## TASK DETAILS
Print out each entry below exactly; do not carry over any image.

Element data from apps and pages

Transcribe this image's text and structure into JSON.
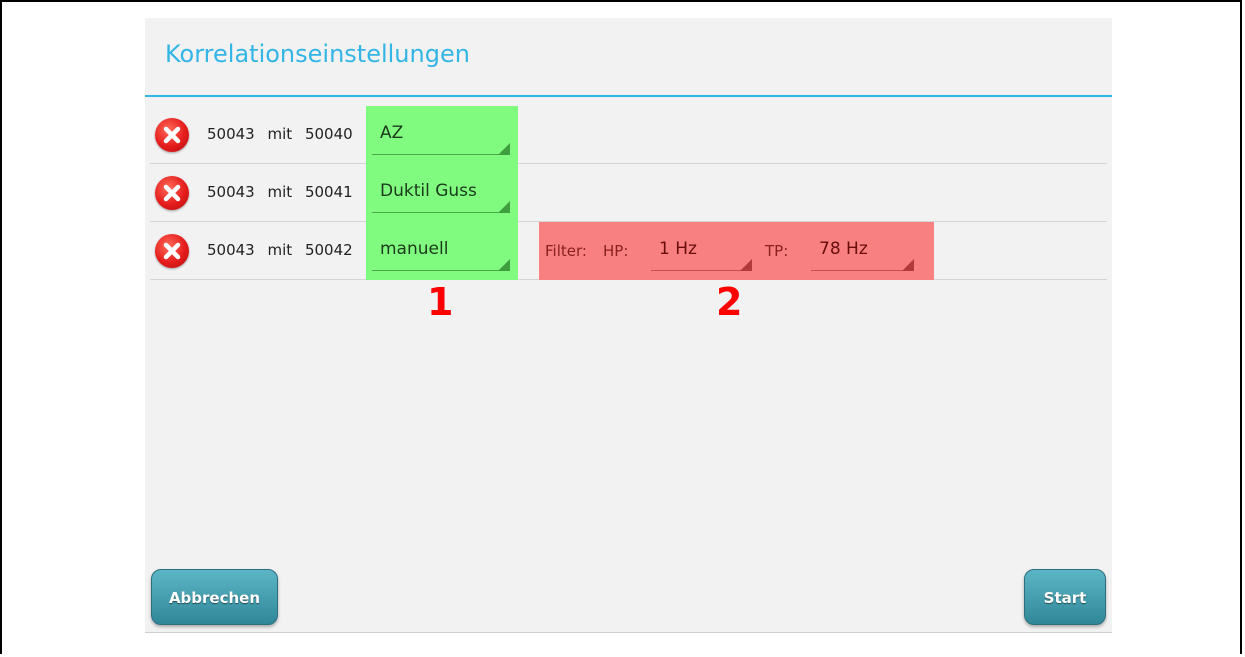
{
  "dialog": {
    "title": "Korrelationseinstellungen"
  },
  "rows": [
    {
      "from": "50043",
      "connector": "mit",
      "to": "50040",
      "material": "AZ"
    },
    {
      "from": "50043",
      "connector": "mit",
      "to": "50041",
      "material": "Duktil Guss"
    },
    {
      "from": "50043",
      "connector": "mit",
      "to": "50042",
      "material": "manuell"
    }
  ],
  "filter": {
    "label": "Filter:",
    "hp_label": "HP:",
    "hp_value": "1 Hz",
    "tp_label": "TP:",
    "tp_value": "78 Hz"
  },
  "markers": {
    "one": "1",
    "two": "2"
  },
  "footer": {
    "cancel_label": "Abbrechen",
    "start_label": "Start"
  },
  "colors": {
    "accent": "#33b5e5",
    "highlight_green": "#80fb80",
    "highlight_red": "#f88080",
    "marker_red": "#ff0000",
    "button_teal": "#3a96a6"
  },
  "icons": {
    "delete": "close-circle-icon",
    "dropdown": "spinner-triangle-icon"
  }
}
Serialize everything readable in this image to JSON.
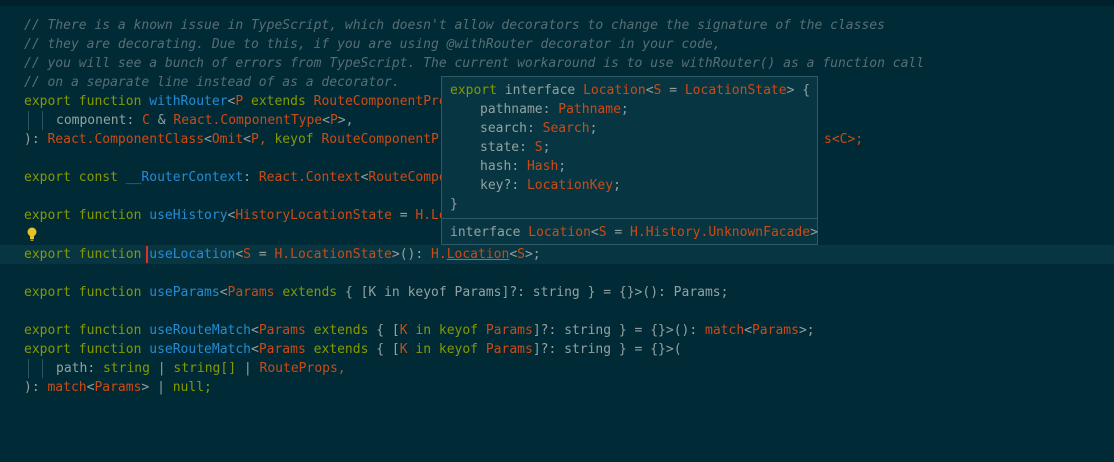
{
  "editor": {
    "lines": [
      {
        "id": "l1",
        "text": "// There is a known issue in TypeScript, which doesn't allow decorators to change the signature of the classes"
      },
      {
        "id": "l2",
        "text": "// they are decorating. Due to this, if you are using @withRouter decorator in your code,"
      },
      {
        "id": "l3",
        "text": "// you will see a bunch of errors from TypeScript. The current workaround is to use withRouter() as a function call"
      },
      {
        "id": "l4",
        "text": "// on a separate line instead of as a decorator."
      }
    ],
    "withRouter": {
      "kw1": "export",
      "kw2": "function",
      "name": "withRouter",
      "lt": "<",
      "P": "P",
      "extends": "extends",
      "rest": "RouteComponentPro"
    },
    "component_line": {
      "name": "component",
      "colon": ":",
      "C": "C",
      "amp": "&",
      "react": "React.",
      "ctype": "ComponentType",
      "lt": "<",
      "P": "P",
      "gt": ">,"
    },
    "return_line": {
      "close": "):",
      "react": "React.",
      "cls": "ComponentClass",
      "lt": "<",
      "omit": "Omit",
      "lt2": "<",
      "P": "P,",
      "keyof": "keyof",
      "rcp": "RouteComponentPr",
      "tail_prefix": "s",
      "tail": "<C>;"
    },
    "router_ctx": {
      "kw1": "export",
      "kw2": "const",
      "name": "__RouterContext",
      "colon": ":",
      "react": "React.",
      "ctx": "Context",
      "lt": "<",
      "route": "RouteCompo"
    },
    "use_history": {
      "kw1": "export",
      "kw2": "function",
      "name": "useHistory",
      "lt": "<",
      "type": "HistoryLocationState",
      "eq": "=",
      "h": "H.Lo"
    },
    "use_location": {
      "kw1": "export",
      "kw2": "function",
      "name": "useLocation",
      "lt": "<",
      "S": "S",
      "eq": "=",
      "h": "H.",
      "ls": "LocationState",
      "close": ">():",
      "h2": "H.",
      "loc": "Location",
      "lt2": "<",
      "S2": "S",
      "end": ">;"
    },
    "use_params": {
      "kw1": "export",
      "kw2": "function",
      "name": "useParams",
      "lt": "<",
      "params": "Params",
      "extends": "extends",
      "body": "{ [K in keyof Params]?: string } = {}>(): Params;"
    },
    "use_route_match1": {
      "kw1": "export",
      "kw2": "function",
      "name": "useRouteMatch",
      "lt": "<",
      "params": "Params",
      "extends": "extends",
      "open": "{ [",
      "K": "K",
      "in": "in",
      "keyof": "keyof",
      "params2": "Params",
      "mid": "]?: string } = {}>():",
      "match": "match",
      "lt2": "<",
      "params3": "Params",
      "end": ">;"
    },
    "use_route_match2": {
      "kw1": "export",
      "kw2": "function",
      "name": "useRouteMatch",
      "lt": "<",
      "params": "Params",
      "extends": "extends",
      "open": "{ [",
      "K": "K",
      "in": "in",
      "keyof": "keyof",
      "params2": "Params",
      "mid": "]?: string } = {}>("
    },
    "path_line": {
      "name": "path",
      "colon": ":",
      "string": "string",
      "bar": "|",
      "string2": "string[]",
      "bar2": "|",
      "rp": "RouteProps,"
    },
    "close_line": {
      "close": "):",
      "match": "match",
      "lt": "<",
      "params": "Params",
      "gt": ">",
      "bar": "|",
      "null": "null;"
    }
  },
  "hover": {
    "decl": {
      "export": "export",
      "interface": "interface",
      "name": "Location",
      "lt": "<",
      "S": "S",
      "eq": "=",
      "ls": "LocationState",
      "end": "> {"
    },
    "fields": [
      {
        "name": "pathname",
        "type": "Pathname"
      },
      {
        "name": "search",
        "type": "Search"
      },
      {
        "name": "state",
        "type": "S"
      },
      {
        "name": "hash",
        "type": "Hash"
      },
      {
        "name": "key?",
        "type": "LocationKey"
      }
    ],
    "close": "}",
    "footer": {
      "interface": "interface",
      "name": "Location",
      "lt": "<",
      "S": "S",
      "eq": "=",
      "ns": "H.History.",
      "uf": "UnknownFacade",
      "gt": ">"
    }
  },
  "colors": {
    "background": "#002b36",
    "keyword": "#859900",
    "function": "#268bd2",
    "type": "#cb4b16",
    "comment": "#586e75",
    "text": "#93a1a1",
    "cursor": "#dc322f"
  },
  "icons": {
    "lightbulb": "lightbulb-icon"
  }
}
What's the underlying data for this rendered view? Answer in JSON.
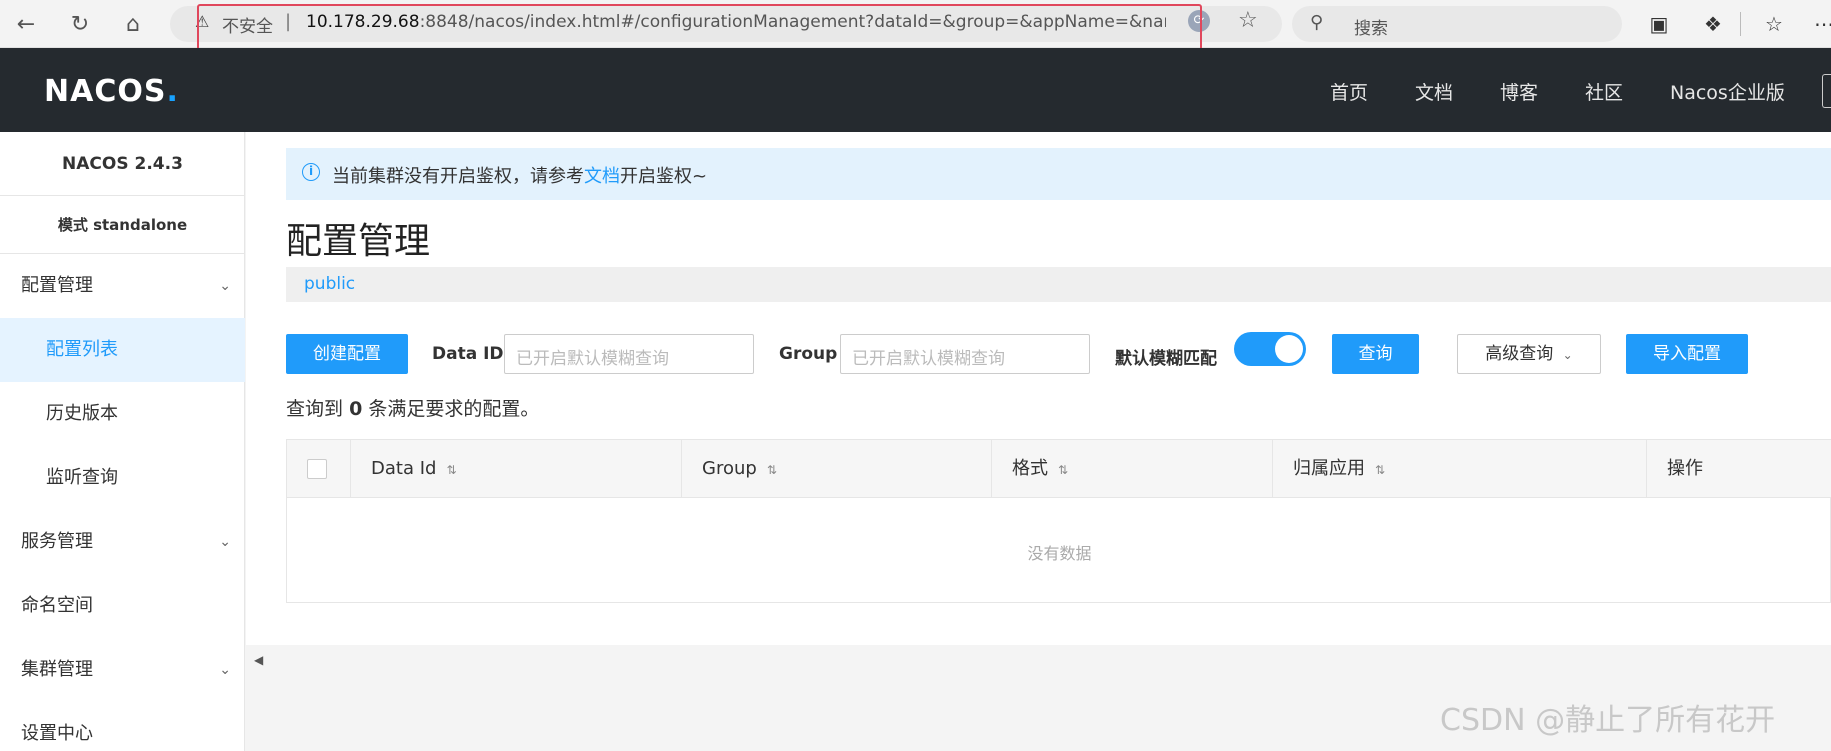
{
  "browser": {
    "insecure_label": "不安全",
    "url_host": "10.178.29.68",
    "url_rest": ":8848/nacos/index.html#/configurationManagement?dataId=&group=&appName=&namespace...",
    "search_placeholder": "搜索"
  },
  "header": {
    "logo": "NACOS",
    "logo_dot": ".",
    "nav": [
      "首页",
      "文档",
      "博客",
      "社区",
      "Nacos企业版"
    ]
  },
  "sidebar": {
    "version": "NACOS 2.4.3",
    "mode": "模式 standalone",
    "items": [
      {
        "label": "配置管理"
      },
      {
        "label": "配置列表"
      },
      {
        "label": "历史版本"
      },
      {
        "label": "监听查询"
      },
      {
        "label": "服务管理"
      },
      {
        "label": "命名空间"
      },
      {
        "label": "集群管理"
      },
      {
        "label": "设置中心"
      }
    ]
  },
  "notice": {
    "before": "当前集群没有开启鉴权，请参考",
    "link": "文档",
    "after": "开启鉴权~"
  },
  "page": {
    "title": "配置管理",
    "namespace": "public"
  },
  "toolbar": {
    "create_label": "创建配置",
    "data_id_label": "Data ID",
    "data_id_placeholder": "已开启默认模糊查询",
    "group_label": "Group",
    "group_placeholder": "已开启默认模糊查询",
    "fuzzy_label": "默认模糊匹配",
    "fuzzy_on": true,
    "query_label": "查询",
    "advanced_label": "高级查询",
    "import_label": "导入配置"
  },
  "result": {
    "prefix": "查询到",
    "count": "0",
    "suffix": "条满足要求的配置。"
  },
  "table": {
    "columns": [
      "Data Id",
      "Group",
      "格式",
      "归属应用",
      "操作"
    ],
    "empty_text": "没有数据"
  },
  "watermark": "CSDN @静止了所有花开",
  "colors": {
    "accent": "#209bfa",
    "header_bg": "#252a2f",
    "highlight_border": "#e0475c"
  }
}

## EXERCISE ANSWER
Transcribe this image's text and structure into JSON.
{
  "dialog": {
    "title": "Korrelationseinstellungen"
  },
  "rows": [
    {
      "from": "50043",
      "connector": "mit",
      "to": "50040",
      "material": "AZ"
    },
    {
      "from": "50043",
      "connector": "mit",
      "to": "50041",
      "material": "Duktil Guss"
    },
    {
      "from": "50043",
      "connector": "mit",
      "to": "50042",
      "material": "manuell"
    }
  ],
  "filter": {
    "label": "Filter:",
    "hp_label": "HP:",
    "hp_value": "1 Hz",
    "tp_label": "TP:",
    "tp_value": "78 Hz"
  },
  "markers": {
    "one": "1",
    "two": "2"
  },
  "footer": {
    "cancel_label": "Abbrechen",
    "start_label": "Start"
  },
  "colors": {
    "accent": "#33b5e5",
    "highlight_green": "#80fb80",
    "highlight_red": "#f88080",
    "marker_red": "#ff0000",
    "button_teal": "#3a96a6"
  },
  "icons": {
    "delete": "close-circle-icon",
    "dropdown": "spinner-triangle-icon"
  }
}
Serialize everything readable in this image to JSON.
{
  "editor": {
    "lines": [
      {
        "id": "l1",
        "text": "// There is a known issue in TypeScript, which doesn't allow decorators to change the signature of the classes"
      },
      {
        "id": "l2",
        "text": "// they are decorating. Due to this, if you are using @withRouter decorator in your code,"
      },
      {
        "id": "l3",
        "text": "// you will see a bunch of errors from TypeScript. The current workaround is to use withRouter() as a function call"
      },
      {
        "id": "l4",
        "text": "// on a separate line instead of as a decorator."
      }
    ],
    "withRouter": {
      "kw1": "export",
      "kw2": "function",
      "name": "withRouter",
      "lt": "<",
      "P": "P",
      "extends": "extends",
      "rest": "RouteComponentPro"
    },
    "component_line": {
      "name": "component",
      "colon": ":",
      "C": "C",
      "amp": "&",
      "react": "React.",
      "ctype": "ComponentType",
      "lt": "<",
      "P": "P",
      "gt": ">,"
    },
    "return_line": {
      "close": "):",
      "react": "React.",
      "cls": "ComponentClass",
      "lt": "<",
      "omit": "Omit",
      "lt2": "<",
      "P": "P,",
      "keyof": "keyof",
      "rcp": "RouteComponentPr",
      "tail_prefix": "s",
      "tail": "<C>;"
    },
    "router_ctx": {
      "kw1": "export",
      "kw2": "const",
      "name": "__RouterContext",
      "colon": ":",
      "react": "React.",
      "ctx": "Context",
      "lt": "<",
      "route": "RouteCompo"
    },
    "use_history": {
      "kw1": "export",
      "kw2": "function",
      "name": "useHistory",
      "lt": "<",
      "type": "HistoryLocationState",
      "eq": "=",
      "h": "H.Lo"
    },
    "use_location": {
      "kw1": "export",
      "kw2": "function",
      "name": "useLocation",
      "lt": "<",
      "S": "S",
      "eq": "=",
      "h": "H.",
      "ls": "LocationState",
      "close": ">():",
      "h2": "H.",
      "loc": "Location",
      "lt2": "<",
      "S2": "S",
      "end": ">;"
    },
    "use_params": {
      "kw1": "export",
      "kw2": "function",
      "name": "useParams",
      "lt": "<",
      "params": "Params",
      "extends": "extends",
      "body": "{ [K in keyof Params]?: string } = {}>(): Params;"
    },
    "use_route_match1": {
      "kw1": "export",
      "kw2": "function",
      "name": "useRouteMatch",
      "lt": "<",
      "params": "Params",
      "extends": "extends",
      "open": "{ [",
      "K": "K",
      "in": "in",
      "keyof": "keyof",
      "params2": "Params",
      "mid": "]?: string } = {}>():",
      "match": "match",
      "lt2": "<",
      "params3": "Params",
      "end": ">;"
    },
    "use_route_match2": {
      "kw1": "export",
      "kw2": "function",
      "name": "useRouteMatch",
      "lt": "<",
      "params": "Params",
      "extends": "extends",
      "open": "{ [",
      "K": "K",
      "in": "in",
      "keyof": "keyof",
      "params2": "Params",
      "mid": "]?: string } = {}>("
    },
    "path_line": {
      "name": "path",
      "colon": ":",
      "string": "string",
      "bar": "|",
      "string2": "string[]",
      "bar2": "|",
      "rp": "RouteProps,"
    },
    "close_line": {
      "close": "):",
      "match": "match",
      "lt": "<",
      "params": "Params",
      "gt": ">",
      "bar": "|",
      "null": "null;"
    }
  },
  "hover": {
    "decl": {
      "export": "export",
      "interface": "interface",
      "name": "Location",
      "lt": "<",
      "S": "S",
      "eq": "=",
      "ls": "LocationState",
      "end": "> {"
    },
    "fields": [
      {
        "name": "pathname",
        "type": "Pathname"
      },
      {
        "name": "search",
        "type": "Search"
      },
      {
        "name": "state",
        "type": "S"
      },
      {
        "name": "hash",
        "type": "Hash"
      },
      {
        "name": "key?",
        "type": "LocationKey"
      }
    ],
    "close": "}",
    "footer": {
      "interface": "interface",
      "name": "Location",
      "lt": "<",
      "S": "S",
      "eq": "=",
      "ns": "H.History.",
      "uf": "UnknownFacade",
      "gt": ">"
    }
  },
  "colors": {
    "background": "#002b36",
    "keyword": "#859900",
    "function": "#268bd2",
    "type": "#cb4b16",
    "comment": "#586e75",
    "text": "#93a1a1",
    "cursor": "#dc322f"
  },
  "icons": {
    "lightbulb": "lightbulb-icon"
  }
}
What's the underlying data for this rendered view? Answer in JSON.
{
  "browser": {
    "insecure_label": "不安全",
    "url_host": "10.178.29.68",
    "url_rest": ":8848/nacos/index.html#/configurationManagement?dataId=&group=&appName=&namespace...",
    "search_placeholder": "搜索"
  },
  "header": {
    "logo": "NACOS",
    "logo_dot": ".",
    "nav": [
      "首页",
      "文档",
      "博客",
      "社区",
      "Nacos企业版"
    ]
  },
  "sidebar": {
    "version": "NACOS 2.4.3",
    "mode": "模式 standalone",
    "items": [
      {
        "label": "配置管理"
      },
      {
        "label": "配置列表"
      },
      {
        "label": "历史版本"
      },
      {
        "label": "监听查询"
      },
      {
        "label": "服务管理"
      },
      {
        "label": "命名空间"
      },
      {
        "label": "集群管理"
      },
      {
        "label": "设置中心"
      }
    ]
  },
  "notice": {
    "before": "当前集群没有开启鉴权，请参考",
    "link": "文档",
    "after": "开启鉴权~"
  },
  "page": {
    "title": "配置管理",
    "namespace": "public"
  },
  "toolbar": {
    "create_label": "创建配置",
    "data_id_label": "Data ID",
    "data_id_placeholder": "已开启默认模糊查询",
    "group_label": "Group",
    "group_placeholder": "已开启默认模糊查询",
    "fuzzy_label": "默认模糊匹配",
    "fuzzy_on": true,
    "query_label": "查询",
    "advanced_label": "高级查询",
    "import_label": "导入配置"
  },
  "result": {
    "prefix": "查询到",
    "count": "0",
    "suffix": "条满足要求的配置。"
  },
  "table": {
    "columns": [
      "Data Id",
      "Group",
      "格式",
      "归属应用",
      "操作"
    ],
    "empty_text": "没有数据"
  },
  "watermark": "CSDN @静止了所有花开",
  "colors": {
    "accent": "#209bfa",
    "header_bg": "#252a2f",
    "highlight_border": "#e0475c"
  }
}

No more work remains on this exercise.